Jennifer Nelson and Barbara Molony
Women's Activism and "Second Wave" Feminism situates late 20th century feminisms within a global framework of women's activism. Its chapters, written by leading international scholars, demonstrate how issues of heterogeneity, transnationalism, and intersectionality have transformed understandings of historical feminism.
It is no longer possible to imagine that feminism has ever fostered an unproblematic sisterhood among women blind to race, ethnicity, class, sexuality, nationality and citizenship status. The chapters in this collection modify the "wave" metaphor in some cases and in others re-periodize it. By studying individual movements, they collectively address several themes that advance our understandings of the history of feminism, such as the rejection of "hegemonic" feminism by marginalized feminist groups, transnational linkages among women's organizations, transnational flows of ideas and transnational migration. By analyzing practical activism, the chapters in this volume produce new ways of theorizing feminism and new historical perspectives about the activist locations from which feminist politics emerged.
Including histories of feminisms in the United States, Canada, South Africa, India, France, Russia, Japan, Korea, Poland and Chile, Women's Activism and "Second Wave" Feminism provides a truly global re-appraisal of women's movements in the late 20th century.
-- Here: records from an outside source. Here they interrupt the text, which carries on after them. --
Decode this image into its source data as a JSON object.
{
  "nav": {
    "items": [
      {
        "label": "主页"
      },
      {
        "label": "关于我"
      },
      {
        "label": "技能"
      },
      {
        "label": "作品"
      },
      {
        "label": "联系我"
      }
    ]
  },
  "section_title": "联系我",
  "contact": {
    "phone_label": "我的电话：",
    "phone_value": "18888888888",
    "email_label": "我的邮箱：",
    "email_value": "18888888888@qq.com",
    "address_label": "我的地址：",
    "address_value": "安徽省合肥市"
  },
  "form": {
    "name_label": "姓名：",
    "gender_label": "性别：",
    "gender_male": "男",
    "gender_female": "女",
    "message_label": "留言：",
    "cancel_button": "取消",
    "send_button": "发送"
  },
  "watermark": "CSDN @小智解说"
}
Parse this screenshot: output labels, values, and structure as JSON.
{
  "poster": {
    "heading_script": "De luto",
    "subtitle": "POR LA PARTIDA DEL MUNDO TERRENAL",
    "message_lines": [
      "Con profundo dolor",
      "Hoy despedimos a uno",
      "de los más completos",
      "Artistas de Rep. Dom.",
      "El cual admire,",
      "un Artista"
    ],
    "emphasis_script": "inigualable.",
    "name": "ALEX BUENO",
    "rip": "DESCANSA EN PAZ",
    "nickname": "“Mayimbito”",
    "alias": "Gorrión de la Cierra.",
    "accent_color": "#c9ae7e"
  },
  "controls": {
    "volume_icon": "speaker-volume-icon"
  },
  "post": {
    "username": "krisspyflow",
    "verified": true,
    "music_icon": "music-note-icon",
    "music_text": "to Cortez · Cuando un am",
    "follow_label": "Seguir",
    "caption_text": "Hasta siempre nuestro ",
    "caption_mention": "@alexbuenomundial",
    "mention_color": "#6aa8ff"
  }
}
In 1948, the Constitution of the World Health Organization declared, “Health is a state of complete physical, mental and social well-being and not merely the absence of disease or infirmity.” Yet this idea was not predominant in the United States immediately after World War II, especially when it came to women’s reproductive health. Both legal and medical institutions—and the male legislators and physicians who populated those institutions—reinforced women’s second class social status and restricted their ability to make their own choices about reproductive health care. In More Than Medicine, Jennifer Nelson reveals how feminists of the ‘60s and ‘70s applied the lessons of the new left and civil rights movements to generate a women’s health movement. The new movement shifted from the struggle to revolutionize health care to the focus of ending sex discrimination and gender stereotypes perpetuated in mainstream medical contexts. Moving from the campaign for legal abortion to the creation of community clinics and feminist health centers, Nelson illustrates how these activists revolutionized health care by associating it with the changing social landscape in which women had power to control their own life choices. More Than Medicine poignantly reveals how social justice activists in the United States gradually transformed the meaning of health care, pairing traditional notions of medicine with less conventional ideas of “healthy” social and political environments.